• **ABOUT THIS EXERCISE**
Work out how many lines below contain the word "next", then give that number alone.

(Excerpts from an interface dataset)
|---|
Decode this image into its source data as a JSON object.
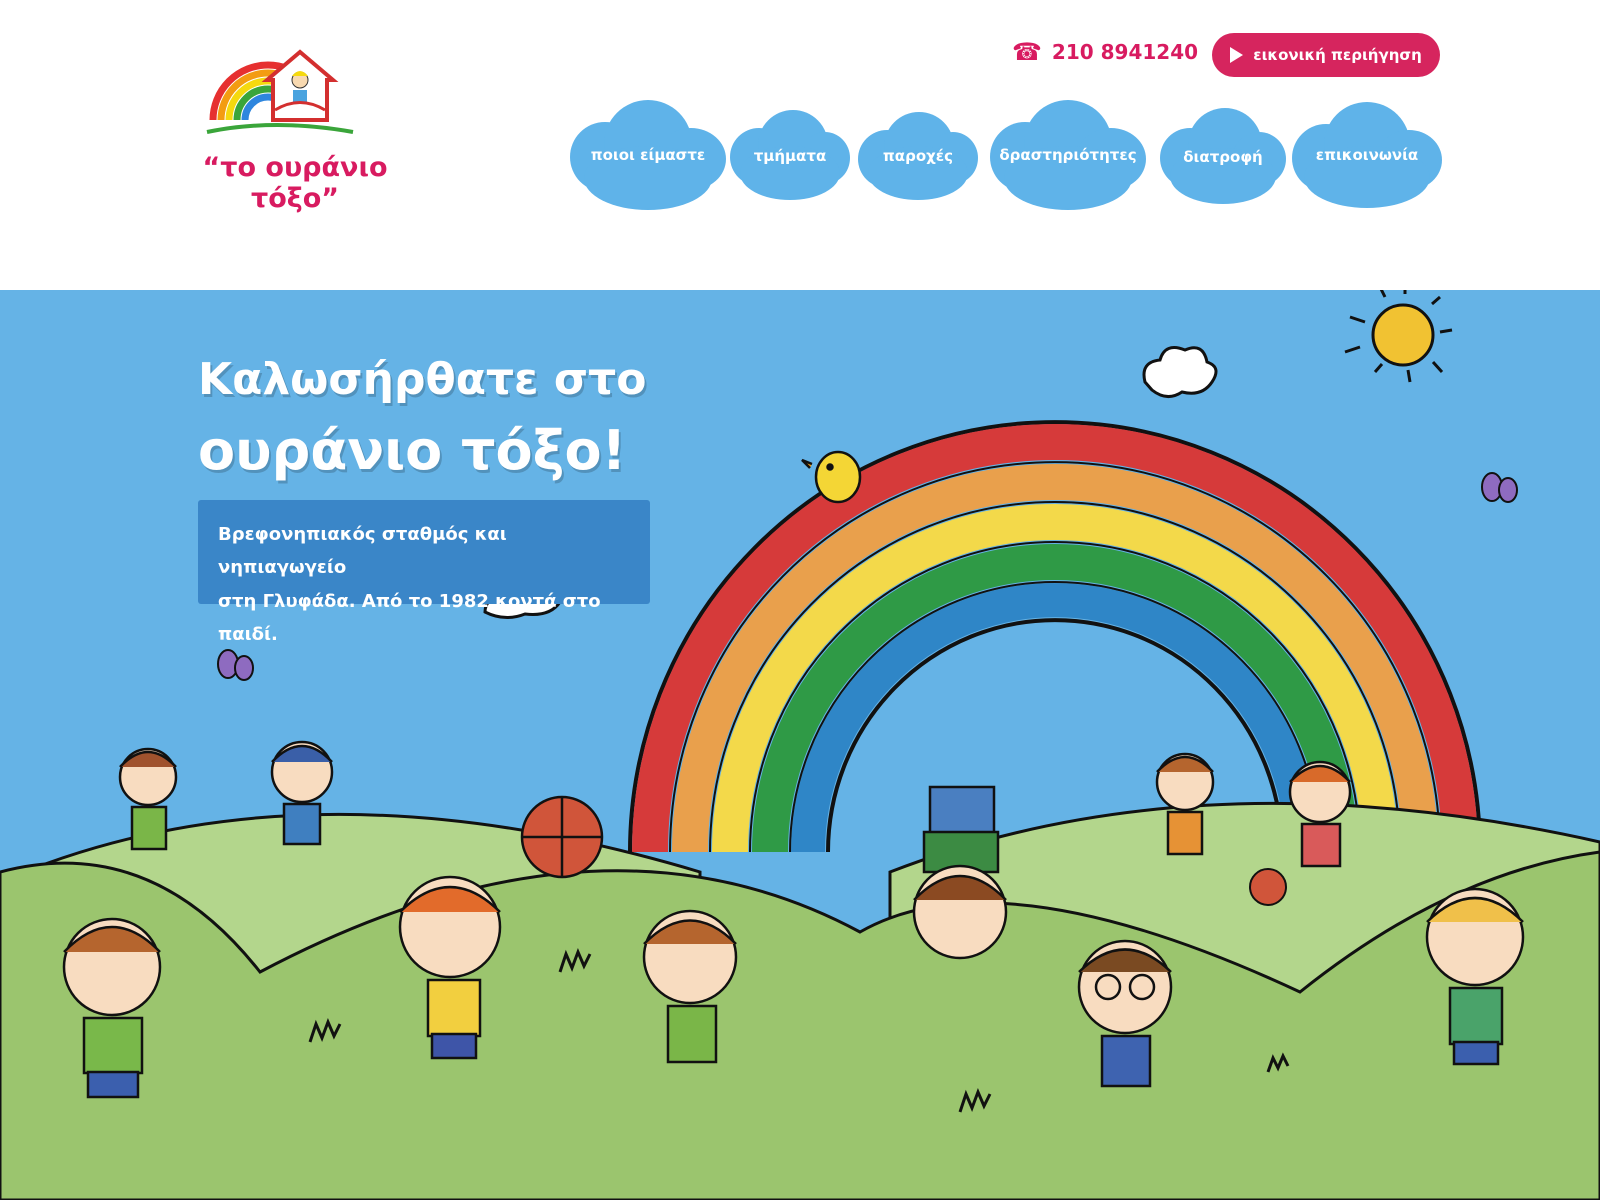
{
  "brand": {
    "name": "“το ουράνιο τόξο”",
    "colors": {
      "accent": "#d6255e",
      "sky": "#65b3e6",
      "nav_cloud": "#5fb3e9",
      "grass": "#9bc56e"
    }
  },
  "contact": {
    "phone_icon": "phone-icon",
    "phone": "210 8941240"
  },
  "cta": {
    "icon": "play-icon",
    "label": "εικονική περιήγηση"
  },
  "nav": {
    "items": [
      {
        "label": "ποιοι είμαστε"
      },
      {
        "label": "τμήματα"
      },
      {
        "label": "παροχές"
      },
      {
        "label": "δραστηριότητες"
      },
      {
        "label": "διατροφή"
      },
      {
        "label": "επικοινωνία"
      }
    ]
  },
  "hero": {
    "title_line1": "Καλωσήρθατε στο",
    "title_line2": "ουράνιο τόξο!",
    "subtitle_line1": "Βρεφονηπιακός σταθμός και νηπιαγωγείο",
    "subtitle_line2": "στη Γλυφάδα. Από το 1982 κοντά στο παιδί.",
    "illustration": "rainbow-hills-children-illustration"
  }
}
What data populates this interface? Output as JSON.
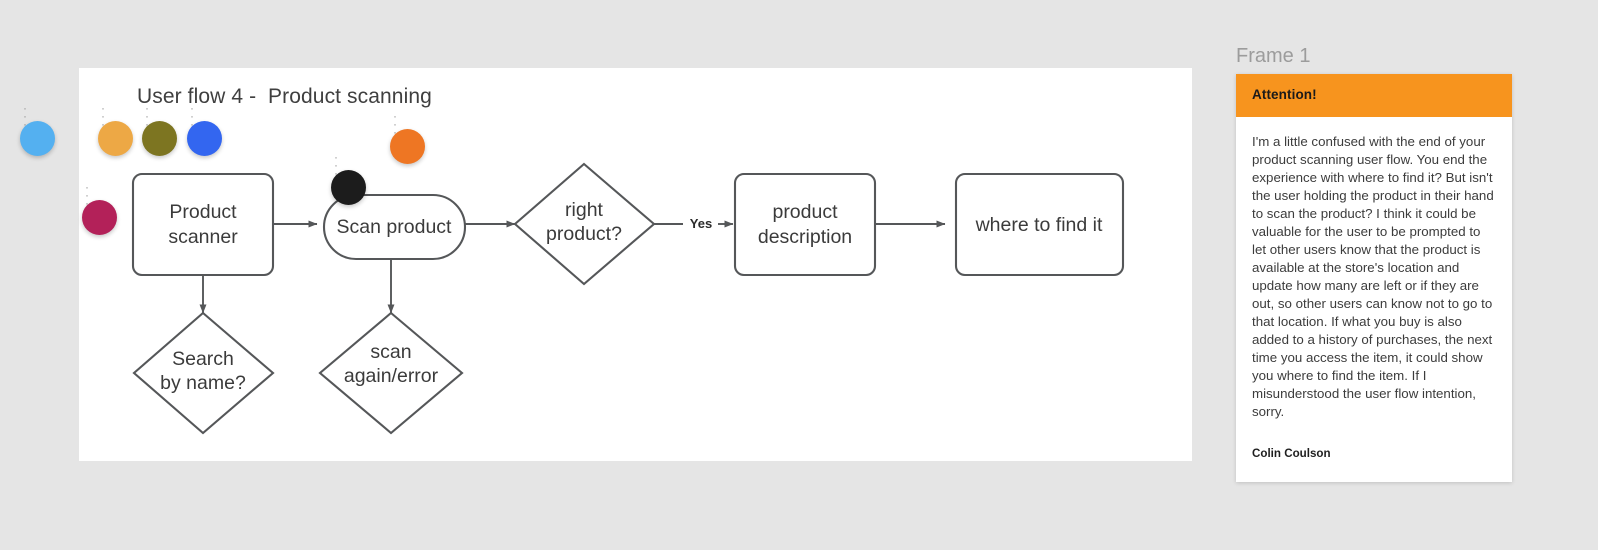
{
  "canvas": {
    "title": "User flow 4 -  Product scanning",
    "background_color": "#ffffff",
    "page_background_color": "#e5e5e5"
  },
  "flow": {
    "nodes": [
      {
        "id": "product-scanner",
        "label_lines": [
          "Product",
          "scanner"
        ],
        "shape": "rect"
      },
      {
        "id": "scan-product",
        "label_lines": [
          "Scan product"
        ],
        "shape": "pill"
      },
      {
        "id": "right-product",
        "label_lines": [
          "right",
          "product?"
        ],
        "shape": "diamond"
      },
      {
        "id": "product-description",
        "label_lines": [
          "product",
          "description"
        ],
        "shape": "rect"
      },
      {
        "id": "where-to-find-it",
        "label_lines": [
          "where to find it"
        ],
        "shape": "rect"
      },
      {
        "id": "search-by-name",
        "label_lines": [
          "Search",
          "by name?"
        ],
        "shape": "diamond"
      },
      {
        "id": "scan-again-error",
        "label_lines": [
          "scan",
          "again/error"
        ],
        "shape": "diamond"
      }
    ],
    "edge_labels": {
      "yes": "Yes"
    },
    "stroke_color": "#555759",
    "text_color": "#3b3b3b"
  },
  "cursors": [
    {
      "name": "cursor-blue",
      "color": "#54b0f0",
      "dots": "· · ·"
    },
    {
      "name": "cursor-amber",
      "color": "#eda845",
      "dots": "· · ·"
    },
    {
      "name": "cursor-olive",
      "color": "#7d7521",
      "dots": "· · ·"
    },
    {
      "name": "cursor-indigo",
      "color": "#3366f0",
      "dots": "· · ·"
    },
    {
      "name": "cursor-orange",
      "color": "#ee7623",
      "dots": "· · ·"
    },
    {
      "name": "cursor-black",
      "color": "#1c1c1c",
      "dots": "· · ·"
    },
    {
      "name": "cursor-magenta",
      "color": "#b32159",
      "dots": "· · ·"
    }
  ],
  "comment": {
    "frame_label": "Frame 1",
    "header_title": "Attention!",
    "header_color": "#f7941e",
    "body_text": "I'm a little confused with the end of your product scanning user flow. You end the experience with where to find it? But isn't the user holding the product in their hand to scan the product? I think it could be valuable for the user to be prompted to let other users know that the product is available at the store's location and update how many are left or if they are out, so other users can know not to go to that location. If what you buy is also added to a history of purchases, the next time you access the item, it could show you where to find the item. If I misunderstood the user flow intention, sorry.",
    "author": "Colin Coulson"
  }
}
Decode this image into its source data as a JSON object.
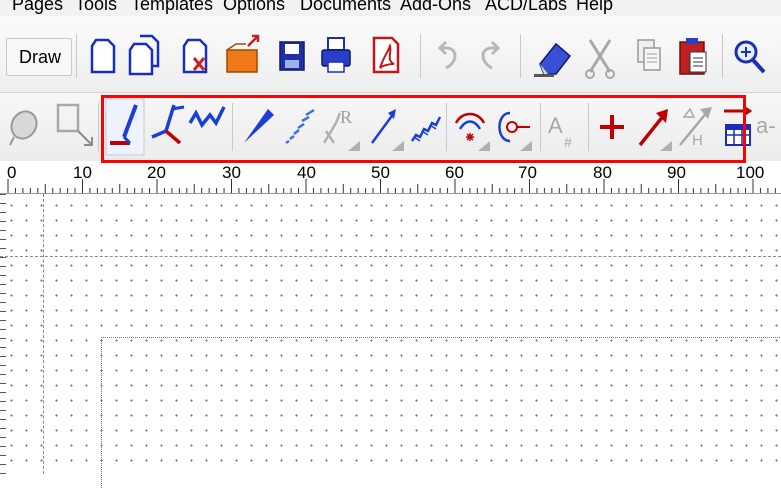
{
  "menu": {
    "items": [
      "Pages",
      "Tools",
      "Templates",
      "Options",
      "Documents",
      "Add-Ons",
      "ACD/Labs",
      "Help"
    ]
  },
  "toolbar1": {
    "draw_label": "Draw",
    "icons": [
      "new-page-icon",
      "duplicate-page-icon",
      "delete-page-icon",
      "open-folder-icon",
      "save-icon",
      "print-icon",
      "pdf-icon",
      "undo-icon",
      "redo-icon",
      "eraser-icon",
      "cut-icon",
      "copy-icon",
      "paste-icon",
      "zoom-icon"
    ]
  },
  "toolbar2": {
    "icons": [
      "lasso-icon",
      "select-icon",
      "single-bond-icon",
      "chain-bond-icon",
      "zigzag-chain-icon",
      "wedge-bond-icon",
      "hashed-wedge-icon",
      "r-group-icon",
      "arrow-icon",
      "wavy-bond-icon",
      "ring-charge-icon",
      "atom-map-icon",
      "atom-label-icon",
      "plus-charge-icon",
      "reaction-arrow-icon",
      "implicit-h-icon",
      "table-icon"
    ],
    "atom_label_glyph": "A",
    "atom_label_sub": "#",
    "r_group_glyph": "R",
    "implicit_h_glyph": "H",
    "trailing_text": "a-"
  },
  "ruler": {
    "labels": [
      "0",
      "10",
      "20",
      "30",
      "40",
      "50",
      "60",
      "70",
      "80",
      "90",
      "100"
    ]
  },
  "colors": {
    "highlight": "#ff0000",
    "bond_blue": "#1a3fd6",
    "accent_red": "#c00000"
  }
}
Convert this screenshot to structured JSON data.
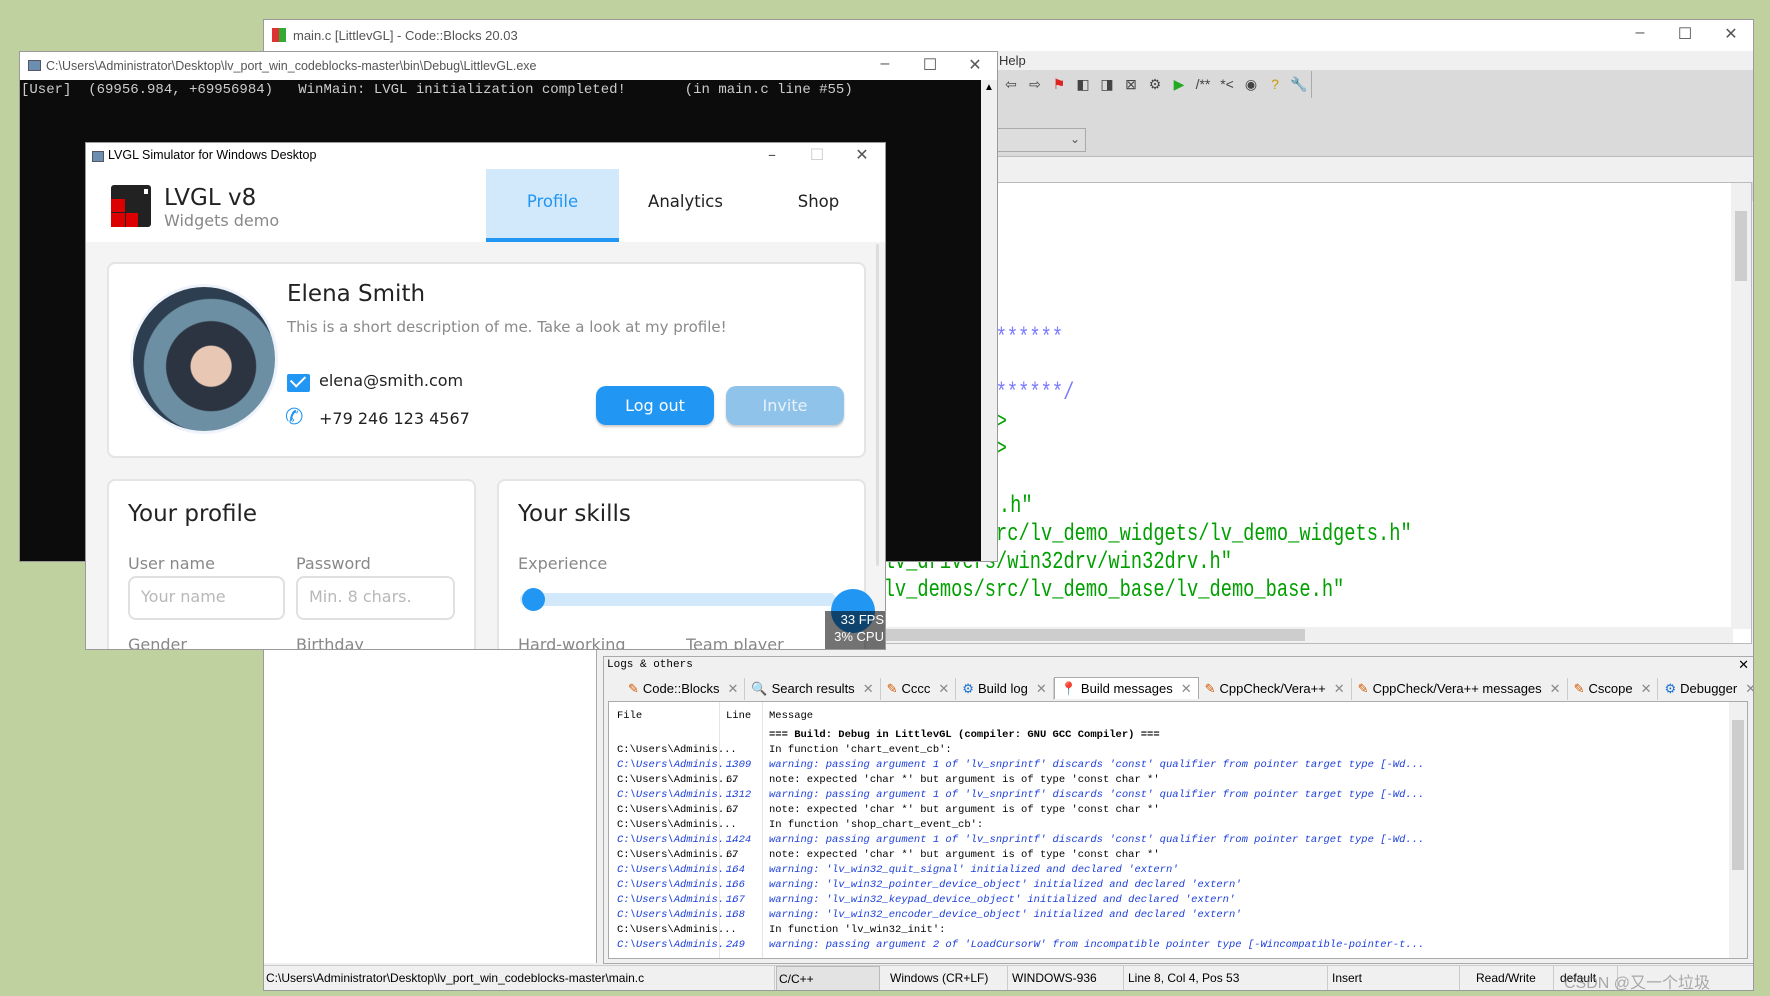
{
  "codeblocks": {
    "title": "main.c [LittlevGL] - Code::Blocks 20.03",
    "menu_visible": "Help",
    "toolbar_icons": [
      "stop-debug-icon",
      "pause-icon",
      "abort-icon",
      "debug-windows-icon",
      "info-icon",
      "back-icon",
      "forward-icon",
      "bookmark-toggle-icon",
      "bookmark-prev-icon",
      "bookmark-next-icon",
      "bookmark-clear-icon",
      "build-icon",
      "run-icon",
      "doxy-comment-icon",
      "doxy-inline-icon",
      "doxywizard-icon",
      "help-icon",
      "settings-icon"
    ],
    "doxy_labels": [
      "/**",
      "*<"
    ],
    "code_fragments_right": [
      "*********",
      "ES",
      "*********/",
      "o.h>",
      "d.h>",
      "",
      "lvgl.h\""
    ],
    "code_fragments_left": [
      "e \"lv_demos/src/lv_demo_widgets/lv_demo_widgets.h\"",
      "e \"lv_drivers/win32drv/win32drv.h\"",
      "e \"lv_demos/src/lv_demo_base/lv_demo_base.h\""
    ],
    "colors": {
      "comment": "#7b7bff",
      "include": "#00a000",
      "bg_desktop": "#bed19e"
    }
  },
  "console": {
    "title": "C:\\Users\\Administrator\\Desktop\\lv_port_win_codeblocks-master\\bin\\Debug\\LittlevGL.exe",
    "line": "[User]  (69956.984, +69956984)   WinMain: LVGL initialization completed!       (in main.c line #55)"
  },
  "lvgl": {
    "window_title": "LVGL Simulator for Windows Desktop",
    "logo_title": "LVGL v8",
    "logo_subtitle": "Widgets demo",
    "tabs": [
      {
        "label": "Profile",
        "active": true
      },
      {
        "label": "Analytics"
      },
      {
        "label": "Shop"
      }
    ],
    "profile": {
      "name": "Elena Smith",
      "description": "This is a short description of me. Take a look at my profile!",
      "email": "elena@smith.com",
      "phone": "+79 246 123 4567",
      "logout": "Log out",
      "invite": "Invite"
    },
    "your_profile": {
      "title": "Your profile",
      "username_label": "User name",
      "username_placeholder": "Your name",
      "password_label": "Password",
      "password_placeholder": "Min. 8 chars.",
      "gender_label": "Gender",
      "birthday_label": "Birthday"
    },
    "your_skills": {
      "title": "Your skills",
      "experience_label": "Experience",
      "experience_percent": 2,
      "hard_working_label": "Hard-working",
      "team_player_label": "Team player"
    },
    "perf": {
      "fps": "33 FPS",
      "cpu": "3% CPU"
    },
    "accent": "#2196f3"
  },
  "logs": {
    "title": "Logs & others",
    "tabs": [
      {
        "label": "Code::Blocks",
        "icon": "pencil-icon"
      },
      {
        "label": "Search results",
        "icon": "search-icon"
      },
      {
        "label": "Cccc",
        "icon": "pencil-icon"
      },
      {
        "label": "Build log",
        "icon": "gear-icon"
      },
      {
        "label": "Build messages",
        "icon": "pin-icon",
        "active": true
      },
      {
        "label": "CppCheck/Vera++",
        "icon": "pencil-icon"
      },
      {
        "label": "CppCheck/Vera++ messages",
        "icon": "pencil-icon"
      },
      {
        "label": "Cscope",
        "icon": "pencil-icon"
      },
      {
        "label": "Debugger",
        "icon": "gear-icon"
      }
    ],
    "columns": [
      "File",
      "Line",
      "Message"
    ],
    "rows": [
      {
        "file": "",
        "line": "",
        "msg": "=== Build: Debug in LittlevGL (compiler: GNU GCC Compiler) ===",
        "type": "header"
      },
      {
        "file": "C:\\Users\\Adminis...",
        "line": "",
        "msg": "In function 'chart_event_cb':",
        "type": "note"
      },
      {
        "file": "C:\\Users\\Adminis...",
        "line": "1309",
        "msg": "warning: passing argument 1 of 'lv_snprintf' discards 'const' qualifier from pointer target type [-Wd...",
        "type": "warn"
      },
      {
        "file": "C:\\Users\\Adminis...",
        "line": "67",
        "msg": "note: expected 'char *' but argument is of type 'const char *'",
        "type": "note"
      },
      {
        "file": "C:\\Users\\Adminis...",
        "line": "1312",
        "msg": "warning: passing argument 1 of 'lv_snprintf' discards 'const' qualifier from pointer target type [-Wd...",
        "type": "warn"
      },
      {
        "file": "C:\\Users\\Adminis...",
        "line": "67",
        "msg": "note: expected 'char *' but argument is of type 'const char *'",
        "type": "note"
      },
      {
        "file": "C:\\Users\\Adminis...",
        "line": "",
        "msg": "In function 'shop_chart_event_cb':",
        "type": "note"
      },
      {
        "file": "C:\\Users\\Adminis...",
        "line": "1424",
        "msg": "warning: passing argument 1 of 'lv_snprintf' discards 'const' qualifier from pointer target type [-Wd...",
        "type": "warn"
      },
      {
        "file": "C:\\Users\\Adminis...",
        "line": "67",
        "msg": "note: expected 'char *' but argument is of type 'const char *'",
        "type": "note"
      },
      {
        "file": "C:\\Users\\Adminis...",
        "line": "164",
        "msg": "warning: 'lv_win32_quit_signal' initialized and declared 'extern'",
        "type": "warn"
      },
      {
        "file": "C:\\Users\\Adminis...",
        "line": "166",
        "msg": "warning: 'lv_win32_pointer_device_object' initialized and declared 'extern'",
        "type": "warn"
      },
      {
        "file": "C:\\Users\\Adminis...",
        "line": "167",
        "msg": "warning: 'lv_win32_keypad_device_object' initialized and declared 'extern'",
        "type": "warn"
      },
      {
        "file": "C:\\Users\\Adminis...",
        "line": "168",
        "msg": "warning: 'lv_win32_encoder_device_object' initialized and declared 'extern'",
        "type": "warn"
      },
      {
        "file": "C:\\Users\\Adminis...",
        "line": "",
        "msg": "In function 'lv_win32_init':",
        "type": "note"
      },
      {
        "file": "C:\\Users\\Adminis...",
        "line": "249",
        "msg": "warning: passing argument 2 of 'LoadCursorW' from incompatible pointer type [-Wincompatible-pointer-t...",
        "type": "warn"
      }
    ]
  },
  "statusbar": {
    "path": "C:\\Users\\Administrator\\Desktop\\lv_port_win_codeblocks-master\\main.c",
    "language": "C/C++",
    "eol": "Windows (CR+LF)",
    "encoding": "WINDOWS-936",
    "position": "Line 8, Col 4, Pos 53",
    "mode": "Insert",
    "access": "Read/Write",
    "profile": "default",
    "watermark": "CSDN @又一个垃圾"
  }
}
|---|
• **TASK RESPONSE**
2